. . . not sadness . . .

. . . It could be a shroud for a baby. Daughter’s water jar sits upright and firmly stoppered by her feet; she wears no ring; she’s unmarried and has no baby. Her mother’s water jar is empty; finished and put away on the shelf – the sign of a widow, perhaps. Or was mother ever married? No ring is visible. Daughter depends on her mother’s spinning for her yarn, but her thread is running out: it perhaps references her genetic line running out? And her shoe buckle is undone – some linguistic German reference there, maybe.

. . .  but serenity . . .

It’s not sad, though, because they’re living in the moment. Mother is hunched over her spinning, taking great care in her fine work. Daughter wears a gorgeously-coloured shawl – woven and dyed by these two, maybe? Or an exotic and imported gift from a past admirer? She too is raptly concentrating on her work; it’s her pleasure and maybe even redemption.

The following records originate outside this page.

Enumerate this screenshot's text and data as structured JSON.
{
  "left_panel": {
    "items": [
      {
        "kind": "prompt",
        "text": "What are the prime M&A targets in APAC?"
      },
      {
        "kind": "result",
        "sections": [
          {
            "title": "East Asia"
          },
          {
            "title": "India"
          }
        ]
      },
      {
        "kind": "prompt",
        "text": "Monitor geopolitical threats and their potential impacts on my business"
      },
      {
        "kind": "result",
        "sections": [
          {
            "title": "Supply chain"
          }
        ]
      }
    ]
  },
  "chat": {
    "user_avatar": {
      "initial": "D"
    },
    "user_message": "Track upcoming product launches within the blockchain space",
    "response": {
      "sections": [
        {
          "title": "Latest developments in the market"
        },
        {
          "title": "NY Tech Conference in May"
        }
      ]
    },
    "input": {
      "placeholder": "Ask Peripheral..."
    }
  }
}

The redemption of both is signified in their hands: beautiful, powerful yet elegant workwomen’s hands which create fine artefacts. A light shines on their peaceful faces, and it doesn’t come from the window. Even if they have no descendants, the world will have the results of their work. So can we appreciate that? Our respect is maybe all they have.